The Skills That Poker Teach

The Skills That Poker Teach


Poker is a card game played by two or more people and involves betting money in a pot. It’s a social game, with players talking to each other and interacting while playing. It also teaches you how to read other players and their body language. This can be a useful skill in business and life.

Poker has been around for a long time and is now an internationally recognized card game. It has a rich history that goes back to the 16th century when Germans first played a game called Pochen, which later evolved into three-card brag, a popular gentleman’s game around the Revolutionary War. Today, poker is a highly competitive and challenging game that requires strategic thinking and a high level of emotional stability in changing situations.

The game is played using a standard pack of 52 cards with four suits: spades, diamonds, hearts and clubs. There are also wild cards, which can take on whatever suit the player wants them to be. The highest hand wins the pot.

A flush is five consecutive cards of the same suit. A straight is five consecutive cards of different suits, and a three-of-a-kind is three identical cards of the same rank. The most powerful hand is the Royal Flush, which includes a 10, Jack, Queen, King and Ace of one suit.

One of the most important aspects of poker is learning to read other players. This can be done by watching their body language and looking for tells, which are hints that someone is bluffing or trying to make a strong hand. Developing this ability will allow you to call more often and win more hands.

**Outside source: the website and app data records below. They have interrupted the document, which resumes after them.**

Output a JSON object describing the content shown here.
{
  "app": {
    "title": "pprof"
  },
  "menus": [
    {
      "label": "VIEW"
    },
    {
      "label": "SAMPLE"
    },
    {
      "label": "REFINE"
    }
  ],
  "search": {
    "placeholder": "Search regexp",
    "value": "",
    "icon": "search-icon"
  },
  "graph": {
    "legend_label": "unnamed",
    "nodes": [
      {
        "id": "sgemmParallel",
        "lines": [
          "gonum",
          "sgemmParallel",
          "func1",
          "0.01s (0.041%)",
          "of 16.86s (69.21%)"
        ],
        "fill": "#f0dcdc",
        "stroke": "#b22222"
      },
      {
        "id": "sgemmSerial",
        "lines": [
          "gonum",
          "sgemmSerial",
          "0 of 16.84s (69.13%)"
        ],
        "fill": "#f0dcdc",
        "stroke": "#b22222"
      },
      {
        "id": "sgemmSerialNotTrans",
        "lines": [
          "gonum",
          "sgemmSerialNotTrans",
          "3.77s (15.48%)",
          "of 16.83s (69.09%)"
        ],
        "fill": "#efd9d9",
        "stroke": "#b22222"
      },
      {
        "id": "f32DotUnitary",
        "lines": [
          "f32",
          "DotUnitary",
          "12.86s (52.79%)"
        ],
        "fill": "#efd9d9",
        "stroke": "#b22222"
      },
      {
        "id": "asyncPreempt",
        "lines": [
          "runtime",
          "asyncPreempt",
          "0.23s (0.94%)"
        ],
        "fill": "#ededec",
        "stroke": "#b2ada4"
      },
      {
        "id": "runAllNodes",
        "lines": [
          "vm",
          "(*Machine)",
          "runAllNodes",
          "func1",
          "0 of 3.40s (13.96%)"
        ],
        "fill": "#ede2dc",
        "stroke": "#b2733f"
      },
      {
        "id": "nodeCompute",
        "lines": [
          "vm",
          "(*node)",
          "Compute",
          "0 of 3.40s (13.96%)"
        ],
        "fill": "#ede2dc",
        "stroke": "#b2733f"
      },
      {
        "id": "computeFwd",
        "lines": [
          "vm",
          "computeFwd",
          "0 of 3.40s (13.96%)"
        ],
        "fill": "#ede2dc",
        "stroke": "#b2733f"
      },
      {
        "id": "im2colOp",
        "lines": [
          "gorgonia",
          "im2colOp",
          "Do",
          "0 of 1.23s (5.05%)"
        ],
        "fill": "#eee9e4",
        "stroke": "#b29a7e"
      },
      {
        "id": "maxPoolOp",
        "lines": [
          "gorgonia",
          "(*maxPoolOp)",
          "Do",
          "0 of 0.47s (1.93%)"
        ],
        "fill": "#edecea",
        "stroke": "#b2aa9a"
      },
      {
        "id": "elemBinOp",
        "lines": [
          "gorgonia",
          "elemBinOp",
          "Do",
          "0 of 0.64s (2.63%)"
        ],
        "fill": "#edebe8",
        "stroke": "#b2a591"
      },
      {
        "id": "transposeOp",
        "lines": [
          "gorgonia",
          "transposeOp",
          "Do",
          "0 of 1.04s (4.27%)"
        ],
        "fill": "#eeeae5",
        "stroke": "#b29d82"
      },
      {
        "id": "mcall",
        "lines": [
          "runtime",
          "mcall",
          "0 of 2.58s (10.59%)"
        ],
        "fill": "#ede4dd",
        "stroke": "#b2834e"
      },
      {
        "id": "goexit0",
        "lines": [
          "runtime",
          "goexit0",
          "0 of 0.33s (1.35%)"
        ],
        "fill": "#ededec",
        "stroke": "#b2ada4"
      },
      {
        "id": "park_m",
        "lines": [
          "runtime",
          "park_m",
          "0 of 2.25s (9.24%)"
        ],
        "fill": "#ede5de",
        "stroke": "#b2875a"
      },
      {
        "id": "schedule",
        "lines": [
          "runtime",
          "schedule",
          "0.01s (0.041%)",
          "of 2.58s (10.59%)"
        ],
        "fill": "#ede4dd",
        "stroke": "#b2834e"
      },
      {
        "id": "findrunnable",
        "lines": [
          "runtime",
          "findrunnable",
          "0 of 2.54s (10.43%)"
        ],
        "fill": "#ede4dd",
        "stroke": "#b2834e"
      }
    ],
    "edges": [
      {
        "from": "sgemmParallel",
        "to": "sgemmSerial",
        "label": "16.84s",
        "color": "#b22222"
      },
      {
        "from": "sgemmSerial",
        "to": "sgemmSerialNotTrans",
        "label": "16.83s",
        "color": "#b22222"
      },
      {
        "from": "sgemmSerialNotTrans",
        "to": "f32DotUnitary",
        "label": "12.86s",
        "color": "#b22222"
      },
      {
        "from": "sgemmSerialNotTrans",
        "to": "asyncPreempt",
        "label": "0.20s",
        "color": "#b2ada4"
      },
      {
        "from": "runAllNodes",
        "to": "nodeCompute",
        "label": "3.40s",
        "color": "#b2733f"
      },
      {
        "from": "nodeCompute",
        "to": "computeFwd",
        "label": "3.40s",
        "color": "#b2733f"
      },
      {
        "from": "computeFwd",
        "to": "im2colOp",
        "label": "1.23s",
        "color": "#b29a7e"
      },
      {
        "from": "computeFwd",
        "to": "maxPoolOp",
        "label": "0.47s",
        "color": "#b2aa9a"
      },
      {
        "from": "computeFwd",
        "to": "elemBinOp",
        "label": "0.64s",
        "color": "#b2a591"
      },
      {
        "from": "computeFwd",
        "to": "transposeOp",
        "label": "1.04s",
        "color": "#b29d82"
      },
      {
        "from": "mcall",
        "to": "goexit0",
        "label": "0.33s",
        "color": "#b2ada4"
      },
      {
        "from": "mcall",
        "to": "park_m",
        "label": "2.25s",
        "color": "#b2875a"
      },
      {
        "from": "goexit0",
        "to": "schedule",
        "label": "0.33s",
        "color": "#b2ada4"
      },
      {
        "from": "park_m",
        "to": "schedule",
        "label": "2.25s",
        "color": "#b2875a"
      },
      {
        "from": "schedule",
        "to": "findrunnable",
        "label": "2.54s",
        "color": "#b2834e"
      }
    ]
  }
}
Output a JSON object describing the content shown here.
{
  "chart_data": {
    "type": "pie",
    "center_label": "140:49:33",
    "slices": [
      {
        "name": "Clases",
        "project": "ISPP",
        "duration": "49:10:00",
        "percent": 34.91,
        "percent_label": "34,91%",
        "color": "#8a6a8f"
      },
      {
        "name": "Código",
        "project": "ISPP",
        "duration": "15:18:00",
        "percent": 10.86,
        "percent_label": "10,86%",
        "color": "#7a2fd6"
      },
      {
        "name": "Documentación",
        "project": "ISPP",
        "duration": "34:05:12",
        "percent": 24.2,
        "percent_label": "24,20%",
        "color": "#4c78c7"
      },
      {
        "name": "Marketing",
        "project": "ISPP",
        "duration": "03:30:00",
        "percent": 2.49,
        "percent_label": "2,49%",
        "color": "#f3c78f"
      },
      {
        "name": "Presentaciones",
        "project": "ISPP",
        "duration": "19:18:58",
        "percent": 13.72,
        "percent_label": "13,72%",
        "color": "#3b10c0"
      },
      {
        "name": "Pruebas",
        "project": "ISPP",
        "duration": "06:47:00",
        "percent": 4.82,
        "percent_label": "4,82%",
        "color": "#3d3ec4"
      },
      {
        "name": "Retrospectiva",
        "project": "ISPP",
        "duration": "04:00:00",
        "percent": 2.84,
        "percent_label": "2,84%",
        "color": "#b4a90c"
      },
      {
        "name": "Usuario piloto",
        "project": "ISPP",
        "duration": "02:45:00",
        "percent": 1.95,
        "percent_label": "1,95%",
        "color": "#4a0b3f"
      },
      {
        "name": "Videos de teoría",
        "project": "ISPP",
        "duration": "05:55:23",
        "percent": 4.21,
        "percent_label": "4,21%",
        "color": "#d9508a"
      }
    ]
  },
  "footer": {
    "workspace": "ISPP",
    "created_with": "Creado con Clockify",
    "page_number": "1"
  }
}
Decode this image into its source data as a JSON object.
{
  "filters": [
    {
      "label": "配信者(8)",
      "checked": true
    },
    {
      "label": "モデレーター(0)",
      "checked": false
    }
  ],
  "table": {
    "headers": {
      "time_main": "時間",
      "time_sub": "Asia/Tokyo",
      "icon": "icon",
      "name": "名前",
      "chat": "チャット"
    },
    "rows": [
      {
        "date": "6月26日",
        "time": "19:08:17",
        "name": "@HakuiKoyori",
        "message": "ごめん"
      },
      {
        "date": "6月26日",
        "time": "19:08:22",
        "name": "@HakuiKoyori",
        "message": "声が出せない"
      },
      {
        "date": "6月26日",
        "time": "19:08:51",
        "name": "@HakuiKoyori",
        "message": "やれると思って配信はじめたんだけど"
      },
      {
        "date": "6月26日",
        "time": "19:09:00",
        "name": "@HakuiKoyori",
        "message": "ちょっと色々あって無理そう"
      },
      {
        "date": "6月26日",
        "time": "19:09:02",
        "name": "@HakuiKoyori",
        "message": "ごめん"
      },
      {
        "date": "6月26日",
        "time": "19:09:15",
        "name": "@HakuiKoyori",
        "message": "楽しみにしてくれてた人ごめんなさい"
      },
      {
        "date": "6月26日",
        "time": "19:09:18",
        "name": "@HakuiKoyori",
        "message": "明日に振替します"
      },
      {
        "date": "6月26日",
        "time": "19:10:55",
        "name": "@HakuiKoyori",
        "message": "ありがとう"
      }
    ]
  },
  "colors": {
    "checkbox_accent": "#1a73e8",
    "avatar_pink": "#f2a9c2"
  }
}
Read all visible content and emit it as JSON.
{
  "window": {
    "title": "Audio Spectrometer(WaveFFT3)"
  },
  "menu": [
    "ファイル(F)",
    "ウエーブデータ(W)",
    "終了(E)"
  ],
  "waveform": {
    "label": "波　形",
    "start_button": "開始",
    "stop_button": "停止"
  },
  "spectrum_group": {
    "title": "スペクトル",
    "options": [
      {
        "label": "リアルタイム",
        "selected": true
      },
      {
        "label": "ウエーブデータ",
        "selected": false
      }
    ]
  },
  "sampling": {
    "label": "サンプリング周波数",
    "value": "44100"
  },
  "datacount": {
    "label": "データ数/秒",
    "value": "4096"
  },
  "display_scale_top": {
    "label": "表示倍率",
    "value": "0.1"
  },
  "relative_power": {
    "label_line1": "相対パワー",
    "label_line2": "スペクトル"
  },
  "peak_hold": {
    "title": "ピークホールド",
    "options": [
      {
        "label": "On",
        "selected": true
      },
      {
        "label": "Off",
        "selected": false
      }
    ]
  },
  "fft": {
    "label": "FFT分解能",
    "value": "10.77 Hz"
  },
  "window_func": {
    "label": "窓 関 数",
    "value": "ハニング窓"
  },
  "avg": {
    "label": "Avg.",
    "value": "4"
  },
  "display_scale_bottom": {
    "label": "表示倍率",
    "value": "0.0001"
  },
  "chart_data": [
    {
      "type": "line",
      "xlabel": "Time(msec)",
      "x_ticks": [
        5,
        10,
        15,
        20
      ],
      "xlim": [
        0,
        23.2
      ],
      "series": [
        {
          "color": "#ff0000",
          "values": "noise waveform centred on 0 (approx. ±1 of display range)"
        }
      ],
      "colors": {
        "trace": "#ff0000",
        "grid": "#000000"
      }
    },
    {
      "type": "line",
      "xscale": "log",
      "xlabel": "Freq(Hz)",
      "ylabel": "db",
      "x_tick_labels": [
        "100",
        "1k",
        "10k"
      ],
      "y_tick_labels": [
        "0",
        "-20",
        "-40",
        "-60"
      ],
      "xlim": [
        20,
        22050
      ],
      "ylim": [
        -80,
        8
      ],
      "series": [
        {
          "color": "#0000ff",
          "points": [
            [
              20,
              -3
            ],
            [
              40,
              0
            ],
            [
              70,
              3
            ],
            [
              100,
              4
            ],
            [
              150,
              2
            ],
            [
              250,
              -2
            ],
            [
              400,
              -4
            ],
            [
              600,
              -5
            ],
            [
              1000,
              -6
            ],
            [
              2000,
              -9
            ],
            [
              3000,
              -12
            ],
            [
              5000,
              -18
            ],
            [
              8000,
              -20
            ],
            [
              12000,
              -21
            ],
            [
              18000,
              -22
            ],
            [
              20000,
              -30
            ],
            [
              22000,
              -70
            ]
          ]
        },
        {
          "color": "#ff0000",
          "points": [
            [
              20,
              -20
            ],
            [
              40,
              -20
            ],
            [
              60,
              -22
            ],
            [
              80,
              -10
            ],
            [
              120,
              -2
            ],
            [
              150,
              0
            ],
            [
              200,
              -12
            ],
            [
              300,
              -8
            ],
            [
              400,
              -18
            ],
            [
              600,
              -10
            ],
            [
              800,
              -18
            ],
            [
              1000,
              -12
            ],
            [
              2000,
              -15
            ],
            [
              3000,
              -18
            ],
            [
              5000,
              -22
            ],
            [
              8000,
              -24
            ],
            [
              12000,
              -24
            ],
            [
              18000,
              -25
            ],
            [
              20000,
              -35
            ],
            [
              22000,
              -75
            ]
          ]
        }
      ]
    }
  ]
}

Another valuable skill that poker teaches is logical thinking. The game is based on odds and probability, so it’s important to know how to calculate your chances of winning a hand and to have a strategy for calling and raising. This kind of thinking can be applied to other areas of your life, such as when you’re in a business meeting or giving a presentation.

Finally, poker teaches you how to deal with pressure and stress. The game can be a very stressful experience, especially if you’re not used to it or don’t have a lot of poker experience. It’s crucial to keep a level head and not show any signs of anxiety or frustration, even if you have a bad hand. It also teaches you how to think quickly and decisively in high-pressure situations, which is important in business and in life. These skills will help you excel in any situation.